  6. The invaders example shows a nice way of managing bullets. I just adapted it for an "Asteroids"-like game I'm making it. I had to add one line though (otherwise it would run out of bullets, not being killed I believe.) bullets.setAll('checkWorldBounds', true); // <- extra line to make it work bullets.setAll('outOfBoundsKill', true);I'm running into a different problem with this code though... I want to "shoot" elements from outside the screen, and I want them killed when they exit the screen... this method kills them at creation.
  7. Hi, thank you for the fix, I ran into the very same problem and this is a major time saver! You don't have to explicitly define the bounding box first though, you can take it as is after creating your sprite and simply translate the body by half its dimensions. Here, this worked for me: var sprite = group.create(x, y, "sprite");sprite.anchor.setTo(0.5, 0.5);sprite.angle = angle; // I'm using degreessprite.body.translate(-sprite.width/2, -sprite.height/2);sprite.body.polygon.rotate(sprite.rotation);sprite.body.translate(sprite.width/2, sprite.height/2);I agree that it would be more than useful to have an easier way of keeping the sprite and and bounding box in sync.

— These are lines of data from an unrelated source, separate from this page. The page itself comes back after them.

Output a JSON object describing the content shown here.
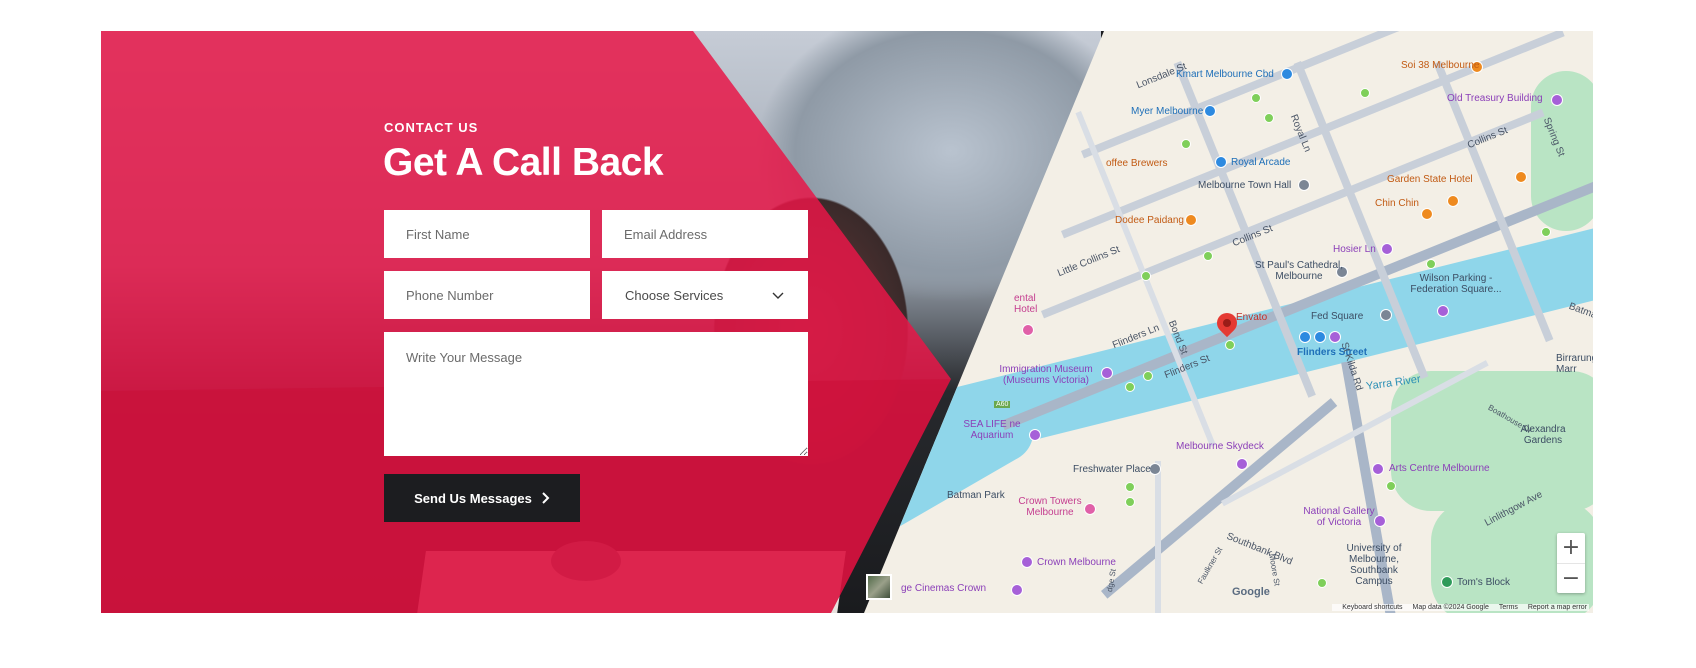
{
  "contact": {
    "eyebrow": "CONTACT US",
    "title": "Get A Call Back",
    "first_name_placeholder": "First Name",
    "email_placeholder": "Email Address",
    "phone_placeholder": "Phone Number",
    "services_selected": "Choose Services",
    "message_placeholder": "Write Your Message",
    "submit_label": "Send Us Messages",
    "accent_color": "#e81648",
    "button_color": "#1c1d20"
  },
  "map": {
    "labels": {
      "lonsdale": "Lonsdale St",
      "kmart": "Kmart Melbourne Cbd",
      "soi38": "Soi 38 Melbourne",
      "treasury": "Old Treasury Building",
      "myer": "Myer Melbourne",
      "royal_ln": "Royal Ln",
      "collins_st_top": "Collins St",
      "spring_st": "Spring St",
      "royal_arcade": "Royal Arcade",
      "coffee": "offee Brewers",
      "town_hall": "Melbourne Town Hall",
      "garden_state": "Garden State Hotel",
      "chin_chin": "Chin Chin",
      "dodee": "Dodee Paidang",
      "collins_st_mid": "Collins St",
      "little_collins": "Little Collins St",
      "hosier": "Hosier Ln",
      "st_pauls": "St Paul's Cathedral, Melbourne",
      "wilson": "Wilson Parking - Federation Square...",
      "batman": "Batman",
      "rental_hotel": "ental Hotel",
      "fed_square": "Fed Square",
      "flinders_ln": "Flinders Ln",
      "bond_st": "Bond St",
      "envato": "Envato",
      "flinders_street": "Flinders Street",
      "flinders_st": "Flinders St",
      "birrarung": "Birrarung Marr",
      "immigration": "Immigration Museum (Museums Victoria)",
      "st_kilda": "St Kilda Rd",
      "yarra": "Yarra River",
      "a60": "A60",
      "sealife": "SEA LIFE ne Aquarium",
      "boathouse": "Boathouse Dr",
      "alexandra": "Alexandra Gardens",
      "skydeck": "Melbourne Skydeck",
      "freshwater": "Freshwater Place",
      "arts_centre": "Arts Centre Melbourne",
      "batman_park": "Batman Park",
      "crown_towers": "Crown Towers Melbourne",
      "ngv": "National Gallery of Victoria",
      "linlithgow": "Linlithgow Ave",
      "southbank_blvd": "Southbank Blvd",
      "crown_melbourne": "Crown Melbourne",
      "uni": "University of Melbourne, Southbank Campus",
      "toms_block": "Tom's Block",
      "cinemas": "ge Cinemas Crown",
      "google": "Google",
      "faulkner": "Faulkner St",
      "moore": "Moore St",
      "bridge_st": "dge St"
    },
    "zoom_in": "+",
    "zoom_out": "−",
    "footer": {
      "shortcuts": "Keyboard shortcuts",
      "map_data": "Map data ©2024 Google",
      "terms": "Terms",
      "report": "Report a map error"
    },
    "colors": {
      "water": "#8fd6ea",
      "park": "#b9e4c4",
      "land": "#f3efe6",
      "pin": "#e53a33"
    }
  }
}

  8. That's a very good question and I was looking for an answer to it as well. I did the very same thing not long ago in Flixel, where I needed to sort objects of different kinds for display (in a display group) and manage their behavior separately (in two logic groups.) Right now I'm trying to do something similar with Phaser and noticed that adding an object to two groups is not working as I expected. The example does show you how to add the _container to another group but as you mentioned, we actually want the sprites to be part of both groups, not to have groups within groups. Maybe there's a simple solution around this problem that we're not seeing... EDIT: thanks for the answer rich, that makes perfect sens. I managed to reorganize my game logic in an efficient way that doesn't require multiple object lists.